**WHAT THE EXERCISE ASKS**
In the listing below, locate the lines that hold the string "Type". Copy those lines.

**DATASET ENTRIES**
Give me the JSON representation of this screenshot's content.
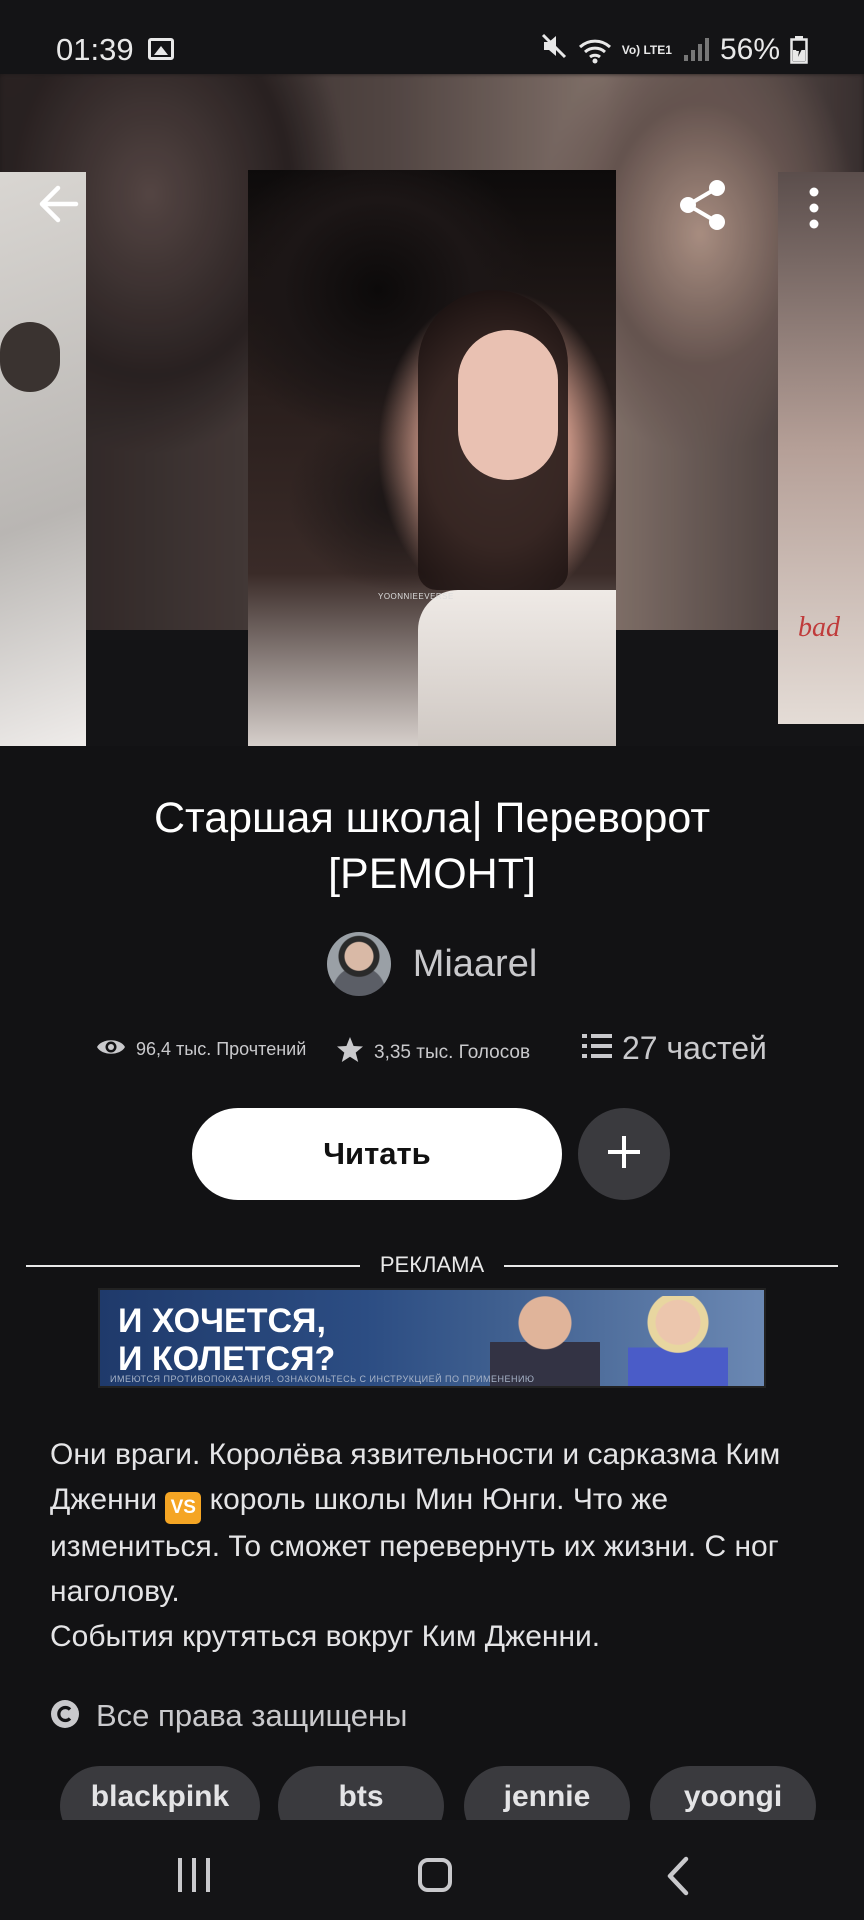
{
  "status_bar": {
    "time": "01:39",
    "network": "Vo) LTE1",
    "battery": "56%",
    "icons": [
      "image-icon",
      "mute-icon",
      "wifi-icon",
      "signal-icon",
      "battery-icon"
    ]
  },
  "header": {
    "icons": [
      "back-arrow-icon",
      "share-icon",
      "more-vertical-icon"
    ]
  },
  "cover": {
    "watermark": "YOONNIEEVERSE",
    "side_text": "bad"
  },
  "story": {
    "title": "Старшая школа| Переворот [РЕМОНТ]",
    "author": "Miaarel",
    "reads": "96,4 тыс. Прочтений",
    "votes": "3,35 тыс. Голосов",
    "parts": "27 частей",
    "read_button": "Читать",
    "description_1a": "Они враги. Королёва язвительности и сарказма Ким Дженни ",
    "vs": "VS",
    "description_1b": " король школы Мин Юнги. Что же измениться. То сможет перевернуть их жизни. С ног наголову.",
    "description_2": "События крутяться вокруг Ким Дженни.",
    "copyright": "Все права защищены",
    "tags": [
      "blackpink",
      "bts",
      "jennie",
      "yoongi"
    ]
  },
  "ad": {
    "label": "РЕКЛАМА",
    "headline_1": "И ХОЧЕТСЯ,",
    "headline_2": "И КОЛЕТСЯ?",
    "fine_print": "ИМЕЮТСЯ ПРОТИВОПОКАЗАНИЯ. ОЗНАКОМЬТЕСЬ С ИНСТРУКЦИЕЙ ПО ПРИМЕНЕНИЮ"
  },
  "colors": {
    "background": "#121214",
    "button_primary": "#ffffff",
    "button_secondary": "#3a3a3e",
    "text_muted": "#c9c9cc"
  }
}
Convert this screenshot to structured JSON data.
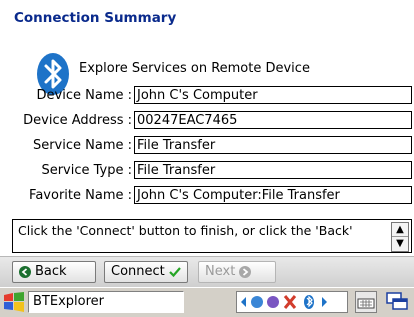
{
  "title": "Connection Summary",
  "subtitle": "Explore Services on Remote Device",
  "fields": [
    {
      "label": "Device Name :",
      "value": "John C's Computer"
    },
    {
      "label": "Device Address :",
      "value": "00247EAC7465"
    },
    {
      "label": "Service Name :",
      "value": "File Transfer"
    },
    {
      "label": "Service Type :",
      "value": "File Transfer"
    },
    {
      "label": "Favorite Name :",
      "value": "John C's Computer:File Transfer"
    }
  ],
  "message": "Click the 'Connect' button to finish, or click the 'Back'",
  "buttons": {
    "back": "Back",
    "connect": "Connect",
    "next": "Next"
  },
  "taskbar": {
    "app_name": "BTExplorer"
  },
  "icons": {
    "bluetooth": "bluetooth-logo",
    "start": "windows-flag-icon",
    "keyboard": "keyboard-icon",
    "windows": "window-switch-icon"
  },
  "colors": {
    "title": "#0a2a8c",
    "bluetooth": "#1e73c8",
    "connect_check": "#25a525",
    "back_arrow": "#1b6f2f"
  }
}
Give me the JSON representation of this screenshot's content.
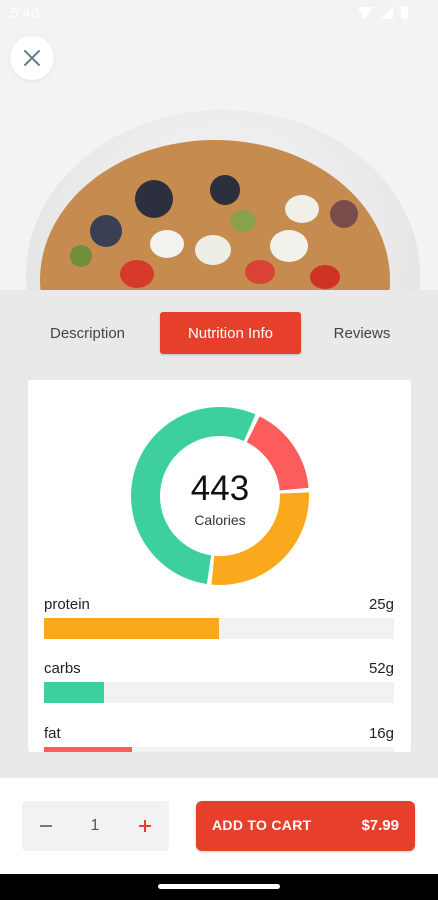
{
  "status_bar": {
    "time": "5:40",
    "icons": [
      "wifi-icon",
      "signal-icon",
      "battery-icon"
    ]
  },
  "header": {
    "close_icon": "close-icon"
  },
  "tabs": [
    {
      "label": "Description",
      "active": false
    },
    {
      "label": "Nutrition Info",
      "active": true
    },
    {
      "label": "Reviews",
      "active": false
    }
  ],
  "nutrition": {
    "calories_value": "443",
    "calories_label": "Calories",
    "macros": [
      {
        "name": "protein",
        "value": "25g",
        "color": "#fba91c",
        "fraction": 0.5
      },
      {
        "name": "carbs",
        "value": "52g",
        "color": "#3ecf9e",
        "fraction": 0.17
      },
      {
        "name": "fat",
        "value": "16g",
        "color": "#fd5c5c",
        "fraction": 0.25
      }
    ],
    "donut_segments": [
      {
        "label": "carbs",
        "color": "#3ecf9e",
        "fraction": 0.55
      },
      {
        "label": "fat",
        "color": "#fd5c5c",
        "fraction": 0.17
      },
      {
        "label": "protein",
        "color": "#fba91c",
        "fraction": 0.28
      }
    ]
  },
  "footer": {
    "quantity": "1",
    "minus_icon": "minus-icon",
    "plus_icon": "plus-icon",
    "add_to_cart_label": "ADD TO CART",
    "price": "$7.99"
  },
  "colors": {
    "accent": "#e63f2b",
    "background": "#e9e9e9"
  }
}
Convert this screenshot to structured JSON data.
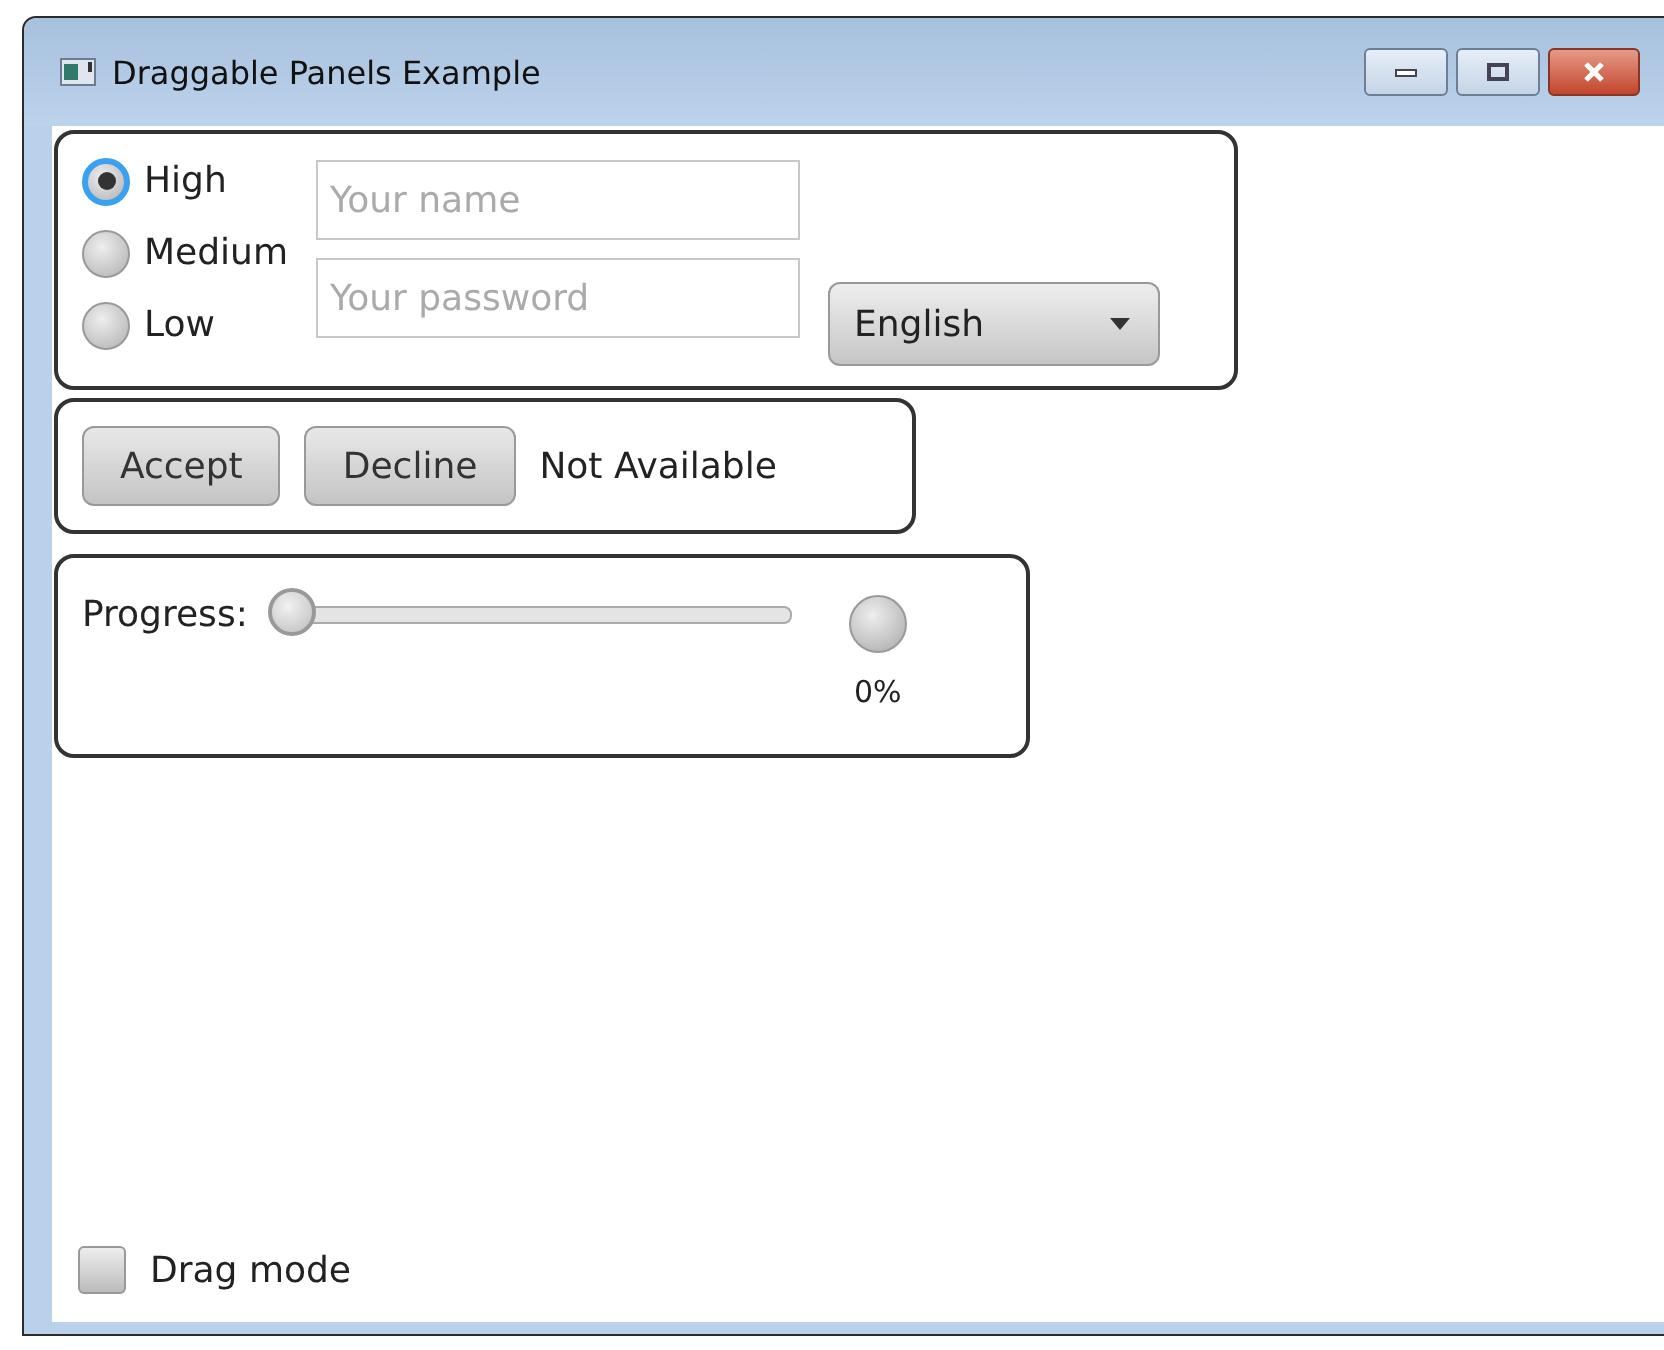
{
  "window": {
    "title": "Draggable Panels Example"
  },
  "radios": [
    {
      "label": "High",
      "selected": true
    },
    {
      "label": "Medium",
      "selected": false
    },
    {
      "label": "Low",
      "selected": false
    }
  ],
  "name_field": {
    "placeholder": "Your name"
  },
  "password_field": {
    "placeholder": "Your password"
  },
  "language": {
    "value": "English"
  },
  "buttons": [
    "Accept",
    "Decline"
  ],
  "status": "Not Available",
  "progress": {
    "label": "Progress:",
    "slider": {
      "level": 0
    },
    "indicator": {
      "reading": "0%"
    }
  },
  "drag_mode": {
    "label": "Drag mode",
    "checked": false
  }
}
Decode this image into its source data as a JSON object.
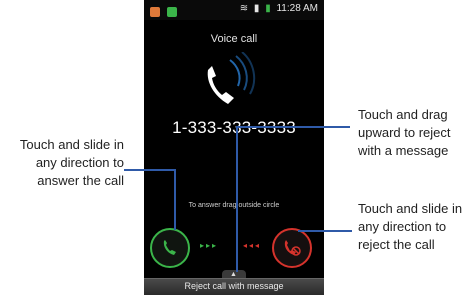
{
  "callouts": {
    "answer": "Touch and slide in any direction to answer the call",
    "reject_message": "Touch and drag upward to reject with a message",
    "reject": "Touch and slide in any direction to reject the call"
  },
  "status_bar": {
    "time": "11:28 AM",
    "icons": [
      "notification-icon",
      "missed-call-icon",
      "wifi-icon",
      "signal-icon",
      "battery-icon"
    ]
  },
  "call": {
    "title": "Voice call",
    "number": "1-333-333-3333",
    "hint": "To answer drag outside circle"
  },
  "bottom_bar": {
    "label": "Reject call with message"
  },
  "colors": {
    "answer": "#3bb54a",
    "reject": "#d5332c",
    "callout_line": "#2f5aa8"
  }
}
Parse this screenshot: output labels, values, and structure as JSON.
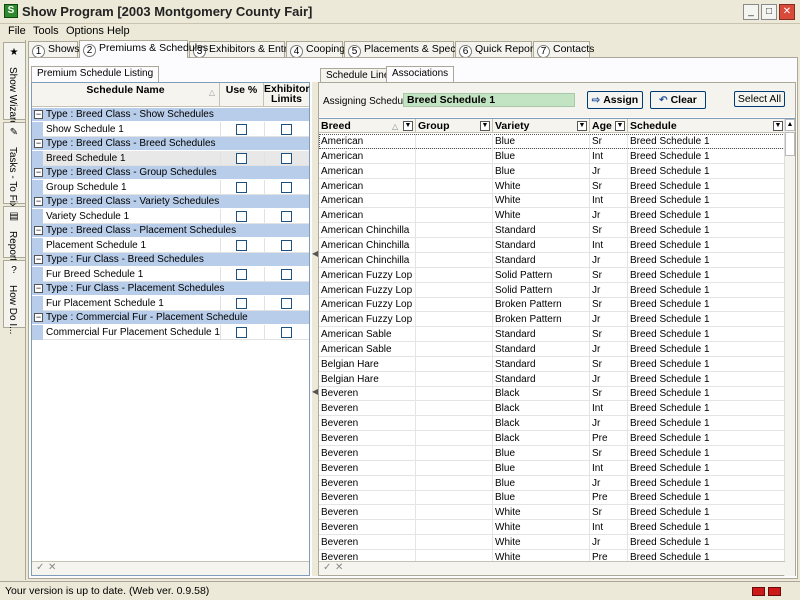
{
  "window": {
    "title": "Show Program [2003 Montgomery County Fair]",
    "app_icon": "app-logo-icon"
  },
  "menu": [
    "File",
    "Tools",
    "Options",
    "Help"
  ],
  "side_tabs": [
    {
      "label": "Show Wizard",
      "icon": "wizard-icon"
    },
    {
      "label": "Tasks - To Fix",
      "icon": "tasks-icon"
    },
    {
      "label": "Reports",
      "icon": "reports-icon"
    },
    {
      "label": "How Do I...",
      "icon": "help-icon"
    }
  ],
  "main_tabs": [
    {
      "num": "1",
      "label": "Shows"
    },
    {
      "num": "2",
      "label": "Premiums & Schedules"
    },
    {
      "num": "3",
      "label": "Exhibitors & Entries"
    },
    {
      "num": "4",
      "label": "Cooping"
    },
    {
      "num": "5",
      "label": "Placements & Specials"
    },
    {
      "num": "6",
      "label": "Quick Reports"
    },
    {
      "num": "7",
      "label": "Contacts"
    }
  ],
  "left": {
    "tab": "Premium Schedule Listing",
    "headers": {
      "name": "Schedule Name",
      "use_pct": "Use %",
      "limits": "Exhibitor Limits"
    },
    "groups": [
      {
        "type": "Type : Breed Class - Show Schedules",
        "item": "Show Schedule 1"
      },
      {
        "type": "Type : Breed Class - Breed Schedules",
        "item": "Breed Schedule 1"
      },
      {
        "type": "Type : Breed Class - Group Schedules",
        "item": "Group Schedule 1"
      },
      {
        "type": "Type : Breed Class - Variety Schedules",
        "item": "Variety Schedule 1"
      },
      {
        "type": "Type : Breed Class - Placement Schedules",
        "item": "Placement Schedule 1"
      },
      {
        "type": "Type : Fur Class - Breed Schedules",
        "item": "Fur Breed Schedule 1"
      },
      {
        "type": "Type : Fur Class - Placement Schedules",
        "item": "Fur Placement Schedule 1"
      },
      {
        "type": "Type : Commercial Fur - Placement Schedule",
        "item": "Commercial Fur Placement Schedule 1"
      }
    ]
  },
  "right": {
    "tabs": [
      "Schedule Lines",
      "Associations"
    ],
    "assign_label": "Assigning Schedule:",
    "assign_value": "Breed Schedule 1",
    "assign_button": "Assign",
    "clear_button": "Clear",
    "select_all_button": "Select All",
    "columns": [
      "Breed",
      "Group",
      "Variety",
      "Age",
      "Schedule"
    ],
    "rows": [
      [
        "American",
        "",
        "Blue",
        "Sr",
        "Breed Schedule 1"
      ],
      [
        "American",
        "",
        "Blue",
        "Int",
        "Breed Schedule 1"
      ],
      [
        "American",
        "",
        "Blue",
        "Jr",
        "Breed Schedule 1"
      ],
      [
        "American",
        "",
        "White",
        "Sr",
        "Breed Schedule 1"
      ],
      [
        "American",
        "",
        "White",
        "Int",
        "Breed Schedule 1"
      ],
      [
        "American",
        "",
        "White",
        "Jr",
        "Breed Schedule 1"
      ],
      [
        "American Chinchilla",
        "",
        "Standard",
        "Sr",
        "Breed Schedule 1"
      ],
      [
        "American Chinchilla",
        "",
        "Standard",
        "Int",
        "Breed Schedule 1"
      ],
      [
        "American Chinchilla",
        "",
        "Standard",
        "Jr",
        "Breed Schedule 1"
      ],
      [
        "American Fuzzy Lop",
        "",
        "Solid Pattern",
        "Sr",
        "Breed Schedule 1"
      ],
      [
        "American Fuzzy Lop",
        "",
        "Solid Pattern",
        "Jr",
        "Breed Schedule 1"
      ],
      [
        "American Fuzzy Lop",
        "",
        "Broken Pattern",
        "Sr",
        "Breed Schedule 1"
      ],
      [
        "American Fuzzy Lop",
        "",
        "Broken Pattern",
        "Jr",
        "Breed Schedule 1"
      ],
      [
        "American Sable",
        "",
        "Standard",
        "Sr",
        "Breed Schedule 1"
      ],
      [
        "American Sable",
        "",
        "Standard",
        "Jr",
        "Breed Schedule 1"
      ],
      [
        "Belgian Hare",
        "",
        "Standard",
        "Sr",
        "Breed Schedule 1"
      ],
      [
        "Belgian Hare",
        "",
        "Standard",
        "Jr",
        "Breed Schedule 1"
      ],
      [
        "Beveren",
        "",
        "Black",
        "Sr",
        "Breed Schedule 1"
      ],
      [
        "Beveren",
        "",
        "Black",
        "Int",
        "Breed Schedule 1"
      ],
      [
        "Beveren",
        "",
        "Black",
        "Jr",
        "Breed Schedule 1"
      ],
      [
        "Beveren",
        "",
        "Black",
        "Pre",
        "Breed Schedule 1"
      ],
      [
        "Beveren",
        "",
        "Blue",
        "Sr",
        "Breed Schedule 1"
      ],
      [
        "Beveren",
        "",
        "Blue",
        "Int",
        "Breed Schedule 1"
      ],
      [
        "Beveren",
        "",
        "Blue",
        "Jr",
        "Breed Schedule 1"
      ],
      [
        "Beveren",
        "",
        "Blue",
        "Pre",
        "Breed Schedule 1"
      ],
      [
        "Beveren",
        "",
        "White",
        "Sr",
        "Breed Schedule 1"
      ],
      [
        "Beveren",
        "",
        "White",
        "Int",
        "Breed Schedule 1"
      ],
      [
        "Beveren",
        "",
        "White",
        "Jr",
        "Breed Schedule 1"
      ],
      [
        "Beveren",
        "",
        "White",
        "Pre",
        "Breed Schedule 1"
      ]
    ]
  },
  "status": "Your version is up to date. (Web ver. 0.9.58)",
  "colors": {
    "group_row": "#b8cde9",
    "assign_field": "#c2e4c2",
    "status_flag": "#cc1a1a"
  }
}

**EXPECTED OUTPUT**
      "label": "Service Type :",
        "type": "Type : Breed Class - Show Schedules",
        "type": "Type : Breed Class - Breed Schedules",
        "type": "Type : Breed Class - Group Schedules",
        "type": "Type : Breed Class - Variety Schedules",
        "type": "Type : Breed Class - Placement Schedules",
        "type": "Type : Fur Class - Breed Schedules",
        "type": "Type : Fur Class - Placement Schedules",
        "type": "Type : Commercial Fur - Placement Schedule",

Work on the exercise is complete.